**** THE DATA

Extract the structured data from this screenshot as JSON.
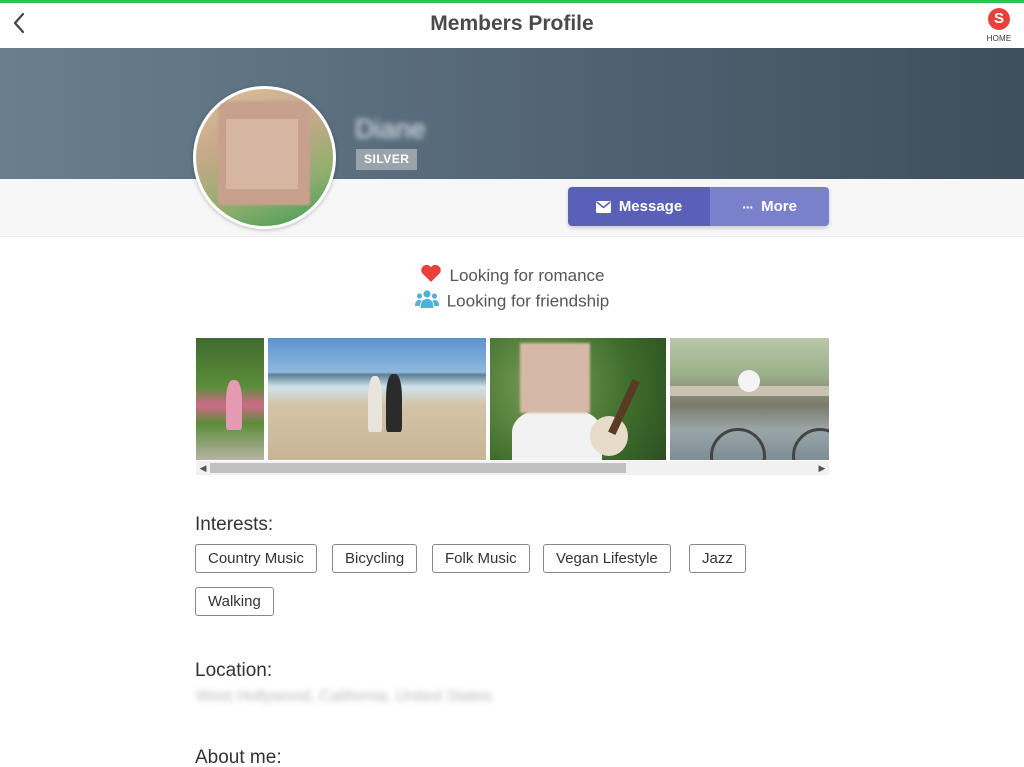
{
  "header": {
    "title": "Members Profile",
    "home_label": "HOME",
    "home_logo_letter": "S"
  },
  "profile": {
    "name": "Diane",
    "membership_badge": "SILVER",
    "actions": {
      "message_label": "Message",
      "more_label": "More",
      "more_icon": "···"
    }
  },
  "looking_for": [
    {
      "icon": "heart-icon",
      "text": "Looking for romance",
      "color": "#e8413b"
    },
    {
      "icon": "people-icon",
      "text": "Looking for friendship",
      "color": "#4fb3d9"
    }
  ],
  "gallery": {
    "photos": [
      "photo-garden",
      "photo-beach",
      "photo-guitar",
      "photo-bicycle"
    ]
  },
  "interests": {
    "title": "Interests:",
    "items": [
      "Country Music",
      "Bicycling",
      "Folk Music",
      "Vegan Lifestyle",
      "Jazz",
      "Walking"
    ]
  },
  "location": {
    "title": "Location:",
    "value": "West Hollywood, California, United States"
  },
  "about": {
    "title": "About me:"
  },
  "colors": {
    "accent_green": "#2bc44a",
    "message_button": "#5a60b8",
    "more_button": "#7b80cc",
    "badge": "#9aa3aa"
  }
}
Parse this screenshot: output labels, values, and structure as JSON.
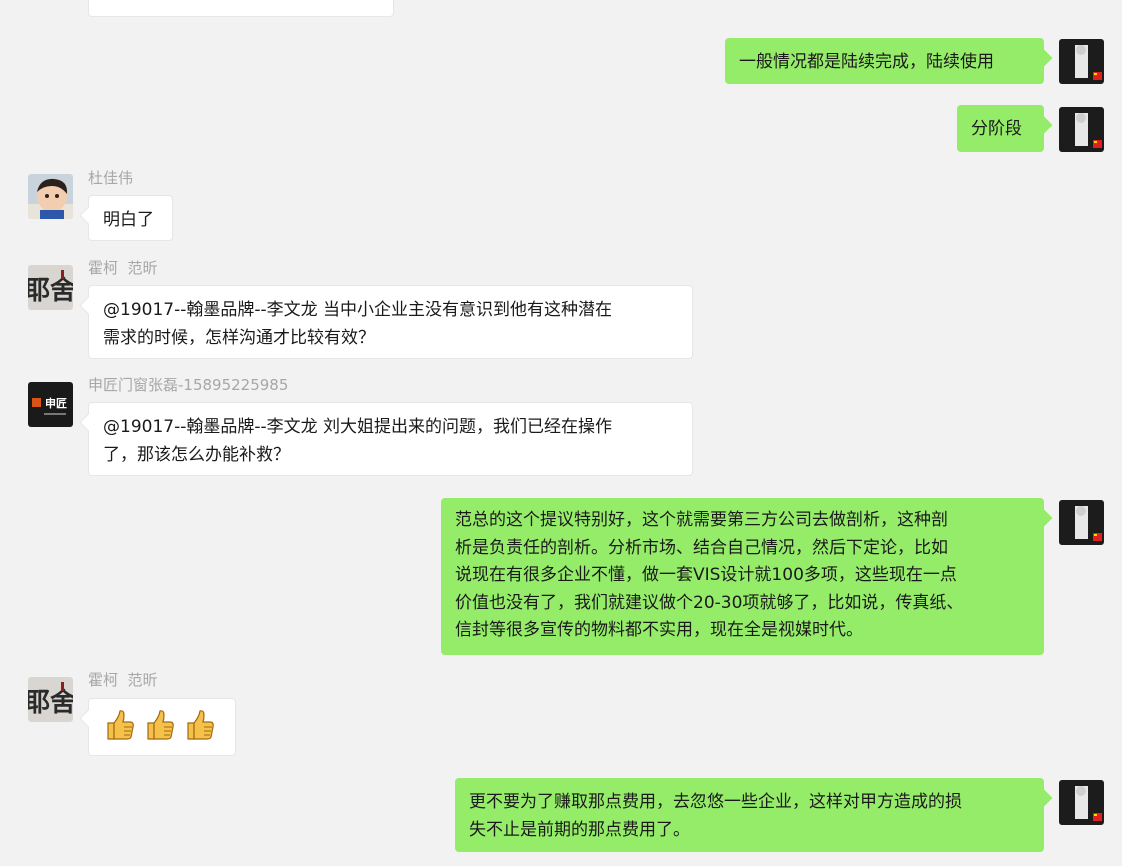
{
  "colors": {
    "background": "#f2f2f2",
    "bubble_self": "#95ec69",
    "bubble_other": "#ffffff",
    "sender_name": "#a7a7a7",
    "emoji_thumb": "#f6c14a"
  },
  "messages": [
    {
      "side": "right",
      "lines": [
        "一般情况都是陆续完成，陆续使用"
      ]
    },
    {
      "side": "right",
      "lines": [
        "分阶段"
      ]
    },
    {
      "side": "left",
      "sender": "杜佳伟",
      "lines": [
        "明白了"
      ]
    },
    {
      "side": "left",
      "sender": "霍柯  范昕",
      "lines": [
        "@19017--翰墨品牌--李文龙 当中小企业主没有意识到他有这种潜在",
        "需求的时候，怎样沟通才比较有效？"
      ]
    },
    {
      "side": "left",
      "sender": "申匠门窗张磊-15895225985",
      "lines": [
        "@19017--翰墨品牌--李文龙 刘大姐提出来的问题，我们已经在操作",
        "了，那该怎么办能补救？"
      ]
    },
    {
      "side": "right",
      "lines": [
        "范总的这个提议特别好，这个就需要第三方公司去做剖析，这种剖",
        "析是负责任的剖析。分析市场、结合自己情况，然后下定论，比如",
        "说现在有很多企业不懂，做一套VIS设计就100多项，这些现在一点",
        "价值也没有了，我们就建议做个20-30项就够了，比如说，传真纸、",
        "信封等很多宣传的物料都不实用，现在全是视媒时代。"
      ]
    },
    {
      "side": "left",
      "sender": "霍柯  范昕",
      "emoji": [
        "thumbs-up",
        "thumbs-up",
        "thumbs-up"
      ]
    },
    {
      "side": "right",
      "lines": [
        "更不要为了赚取那点费用，去忽悠一些企业，这样对甲方造成的损",
        "失不止是前期的那点费用了。"
      ]
    }
  ],
  "avatar_labels": {
    "shenjiang": "申匠",
    "huoke": "耶舍"
  }
}
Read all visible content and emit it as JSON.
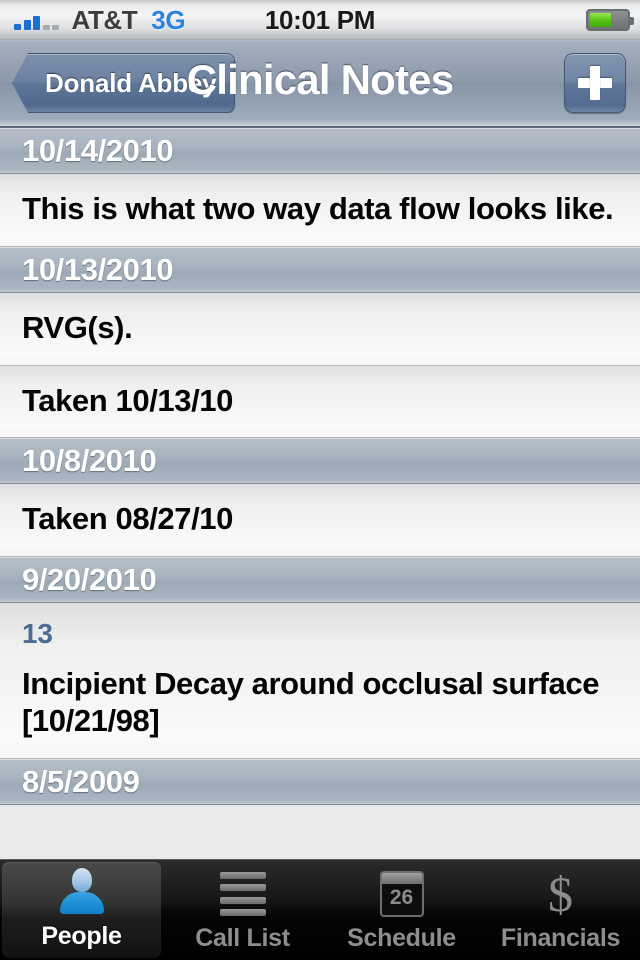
{
  "status_bar": {
    "carrier": "AT&T",
    "network": "3G",
    "time": "10:01 PM",
    "signal_bars_filled": 3,
    "signal_bars_total": 5,
    "battery_percent": 58
  },
  "nav_bar": {
    "back_label": "Donald Abbey",
    "title": "Clinical Notes",
    "add_label": "+"
  },
  "list": {
    "sections": [
      {
        "date": "10/14/2010",
        "rows": [
          {
            "sub": "",
            "text": "This is what two way data flow looks like."
          }
        ]
      },
      {
        "date": "10/13/2010",
        "rows": [
          {
            "sub": "",
            "text": "RVG(s)."
          },
          {
            "sub": "",
            "text": "Taken 10/13/10"
          }
        ]
      },
      {
        "date": "10/8/2010",
        "rows": [
          {
            "sub": "",
            "text": "Taken 08/27/10"
          }
        ]
      },
      {
        "date": "9/20/2010",
        "rows": [
          {
            "sub": "13",
            "text": "Incipient Decay around occlusal surface [10/21/98]"
          }
        ]
      },
      {
        "date": "8/5/2009",
        "rows": []
      }
    ]
  },
  "tab_bar": {
    "tabs": [
      {
        "label": "People",
        "icon": "person-icon",
        "active": true
      },
      {
        "label": "Call List",
        "icon": "list-lines-icon",
        "active": false
      },
      {
        "label": "Schedule",
        "icon": "calendar-icon",
        "active": false,
        "day": "26"
      },
      {
        "label": "Financials",
        "icon": "dollar-icon",
        "active": false
      }
    ]
  },
  "colors": {
    "accent_blue": "#2e83e0",
    "nav_blue_gray": "#8795a8",
    "section_header": "#9daab6",
    "sub_text_blue": "#4d6c92",
    "battery_green": "#56c416"
  }
}
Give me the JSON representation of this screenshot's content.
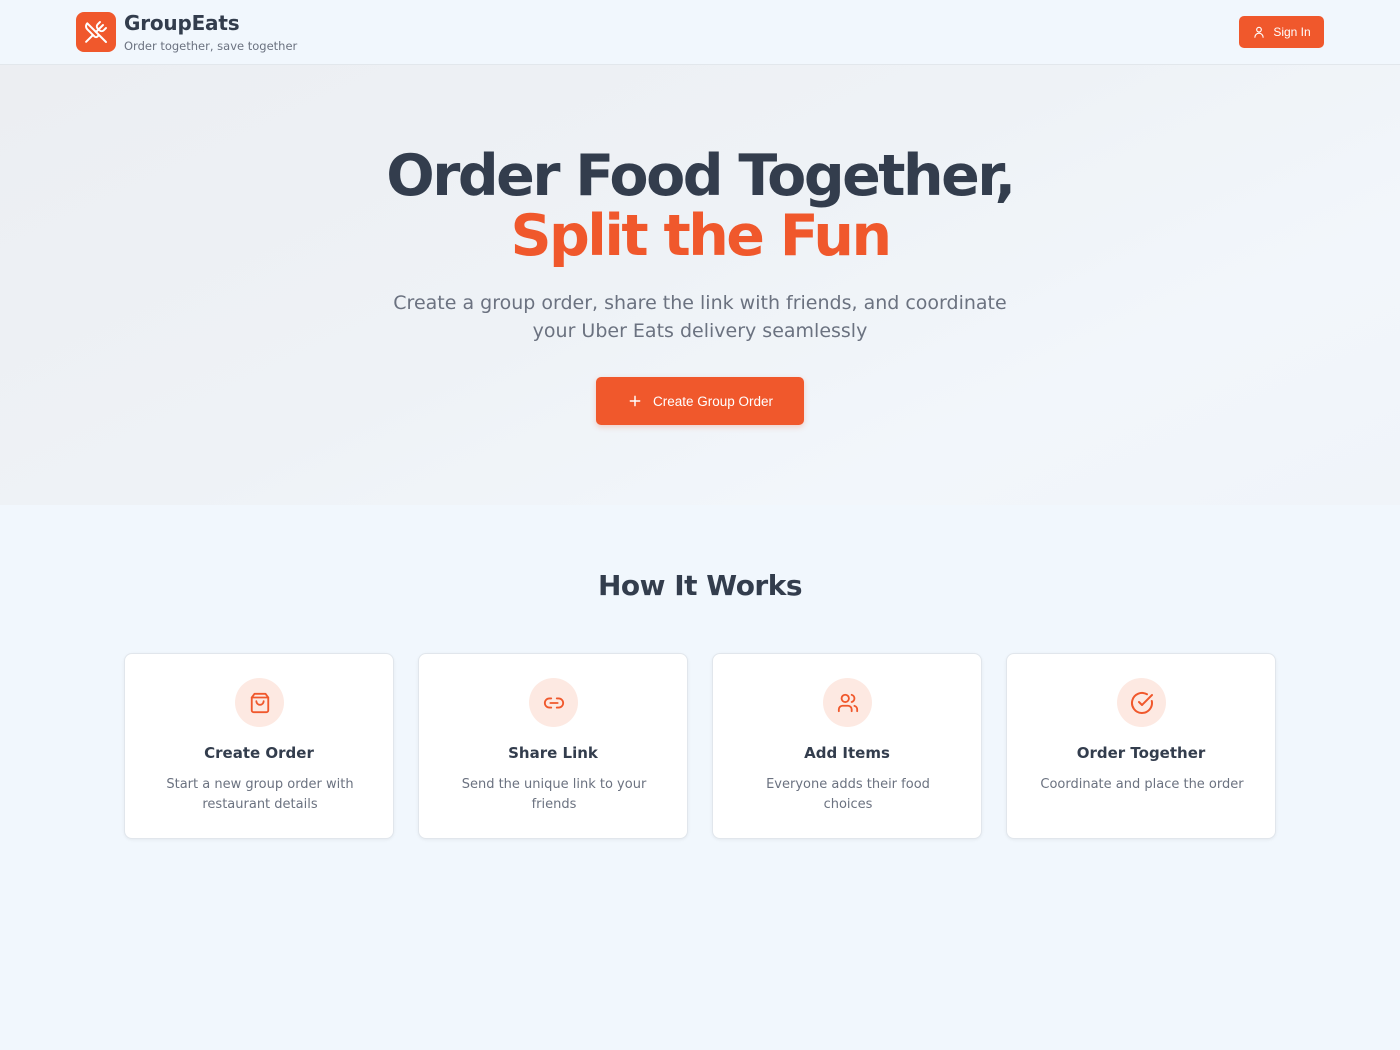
{
  "header": {
    "brand_name": "GroupEats",
    "tagline": "Order together, save together",
    "logo_icon": "utensils-crossed-icon",
    "signin_label": "Sign In",
    "signin_icon": "user-icon"
  },
  "hero": {
    "title_line1": "Order Food Together,",
    "title_line2": "Split the Fun",
    "subtitle": "Create a group order, share the link with friends, and coordinate your Uber Eats delivery seamlessly",
    "cta_label": "Create Group Order",
    "cta_icon": "plus-icon"
  },
  "how_it_works": {
    "title": "How It Works",
    "steps": [
      {
        "title": "Create Order",
        "description": "Start a new group order with restaurant details",
        "icon": "shopping-bag-icon"
      },
      {
        "title": "Share Link",
        "description": "Send the unique link to your friends",
        "icon": "link-icon"
      },
      {
        "title": "Add Items",
        "description": "Everyone adds their food choices",
        "icon": "users-icon"
      },
      {
        "title": "Order Together",
        "description": "Coordinate and place the order",
        "icon": "check-circle-icon"
      }
    ]
  },
  "colors": {
    "accent": "#f0582c",
    "accent_soft": "#fde9e2",
    "text_dark": "#333d4d",
    "text_muted": "#6b7280",
    "background": "#f1f7fd"
  }
}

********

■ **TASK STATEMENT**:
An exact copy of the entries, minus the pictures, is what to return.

■ **RESPONSE AREA**:
Extract the structured data from this screenshot as JSON.
{
  "header": {
    "title": "Members Profile",
    "home_label": "HOME",
    "home_logo_letter": "S"
  },
  "profile": {
    "name": "Diane",
    "membership_badge": "SILVER",
    "actions": {
      "message_label": "Message",
      "more_label": "More",
      "more_icon": "···"
    }
  },
  "looking_for": [
    {
      "icon": "heart-icon",
      "text": "Looking for romance",
      "color": "#e8413b"
    },
    {
      "icon": "people-icon",
      "text": "Looking for friendship",
      "color": "#4fb3d9"
    }
  ],
  "gallery": {
    "photos": [
      "photo-garden",
      "photo-beach",
      "photo-guitar",
      "photo-bicycle"
    ]
  },
  "interests": {
    "title": "Interests:",
    "items": [
      "Country Music",
      "Bicycling",
      "Folk Music",
      "Vegan Lifestyle",
      "Jazz",
      "Walking"
    ]
  },
  "location": {
    "title": "Location:",
    "value": "West Hollywood, California, United States"
  },
  "about": {
    "title": "About me:"
  },
  "colors": {
    "accent_green": "#2bc44a",
    "message_button": "#5a60b8",
    "more_button": "#7b80cc",
    "badge": "#9aa3aa"
  }
}
Parse this screenshot: output labels, values, and structure as JSON.
{
  "colors": {
    "background": "#f2f2f2",
    "bubble_self": "#95ec69",
    "bubble_other": "#ffffff",
    "sender_name": "#a7a7a7",
    "emoji_thumb": "#f6c14a"
  },
  "messages": [
    {
      "side": "right",
      "lines": [
        "一般情况都是陆续完成，陆续使用"
      ]
    },
    {
      "side": "right",
      "lines": [
        "分阶段"
      ]
    },
    {
      "side": "left",
      "sender": "杜佳伟",
      "lines": [
        "明白了"
      ]
    },
    {
      "side": "left",
      "sender": "霍柯  范昕",
      "lines": [
        "@19017--翰墨品牌--李文龙 当中小企业主没有意识到他有这种潜在",
        "需求的时候，怎样沟通才比较有效？"
      ]
    },
    {
      "side": "left",
      "sender": "申匠门窗张磊-15895225985",
      "lines": [
        "@19017--翰墨品牌--李文龙 刘大姐提出来的问题，我们已经在操作",
        "了，那该怎么办能补救？"
      ]
    },
    {
      "side": "right",
      "lines": [
        "范总的这个提议特别好，这个就需要第三方公司去做剖析，这种剖",
        "析是负责任的剖析。分析市场、结合自己情况，然后下定论，比如",
        "说现在有很多企业不懂，做一套VIS设计就100多项，这些现在一点",
        "价值也没有了，我们就建议做个20-30项就够了，比如说，传真纸、",
        "信封等很多宣传的物料都不实用，现在全是视媒时代。"
      ]
    },
    {
      "side": "left",
      "sender": "霍柯  范昕",
      "emoji": [
        "thumbs-up",
        "thumbs-up",
        "thumbs-up"
      ]
    },
    {
      "side": "right",
      "lines": [
        "更不要为了赚取那点费用，去忽悠一些企业，这样对甲方造成的损",
        "失不止是前期的那点费用了。"
      ]
    }
  ],
  "avatar_labels": {
    "shenjiang": "申匠",
    "huoke": "耶舍"
  }
}
Read all visible content and emit it as JSON.
{
  "status_bar": {
    "carrier": "AT&T",
    "network": "3G",
    "time": "10:01 PM",
    "signal_bars_filled": 3,
    "signal_bars_total": 5,
    "battery_percent": 58
  },
  "nav_bar": {
    "back_label": "Donald Abbey",
    "title": "Clinical Notes",
    "add_label": "+"
  },
  "list": {
    "sections": [
      {
        "date": "10/14/2010",
        "rows": [
          {
            "sub": "",
            "text": "This is what two way data flow looks like."
          }
        ]
      },
      {
        "date": "10/13/2010",
        "rows": [
          {
            "sub": "",
            "text": "RVG(s)."
          },
          {
            "sub": "",
            "text": "Taken 10/13/10"
          }
        ]
      },
      {
        "date": "10/8/2010",
        "rows": [
          {
            "sub": "",
            "text": "Taken 08/27/10"
          }
        ]
      },
      {
        "date": "9/20/2010",
        "rows": [
          {
            "sub": "13",
            "text": "Incipient Decay around occlusal surface [10/21/98]"
          }
        ]
      },
      {
        "date": "8/5/2009",
        "rows": []
      }
    ]
  },
  "tab_bar": {
    "tabs": [
      {
        "label": "People",
        "icon": "person-icon",
        "active": true
      },
      {
        "label": "Call List",
        "icon": "list-lines-icon",
        "active": false
      },
      {
        "label": "Schedule",
        "icon": "calendar-icon",
        "active": false,
        "day": "26"
      },
      {
        "label": "Financials",
        "icon": "dollar-icon",
        "active": false
      }
    ]
  },
  "colors": {
    "accent_blue": "#2e83e0",
    "nav_blue_gray": "#8795a8",
    "section_header": "#9daab6",
    "sub_text_blue": "#4d6c92",
    "battery_green": "#56c416"
  }
}
Give me the JSON representation of this screenshot's content.
{
  "header": {
    "brand_name": "GroupEats",
    "tagline": "Order together, save together",
    "logo_icon": "utensils-crossed-icon",
    "signin_label": "Sign In",
    "signin_icon": "user-icon"
  },
  "hero": {
    "title_line1": "Order Food Together,",
    "title_line2": "Split the Fun",
    "subtitle": "Create a group order, share the link with friends, and coordinate your Uber Eats delivery seamlessly",
    "cta_label": "Create Group Order",
    "cta_icon": "plus-icon"
  },
  "how_it_works": {
    "title": "How It Works",
    "steps": [
      {
        "title": "Create Order",
        "description": "Start a new group order with restaurant details",
        "icon": "shopping-bag-icon"
      },
      {
        "title": "Share Link",
        "description": "Send the unique link to your friends",
        "icon": "link-icon"
      },
      {
        "title": "Add Items",
        "description": "Everyone adds their food choices",
        "icon": "users-icon"
      },
      {
        "title": "Order Together",
        "description": "Coordinate and place the order",
        "icon": "check-circle-icon"
      }
    ]
  },
  "colors": {
    "accent": "#f0582c",
    "accent_soft": "#fde9e2",
    "text_dark": "#333d4d",
    "text_muted": "#6b7280",
    "background": "#f1f7fd"
  }
}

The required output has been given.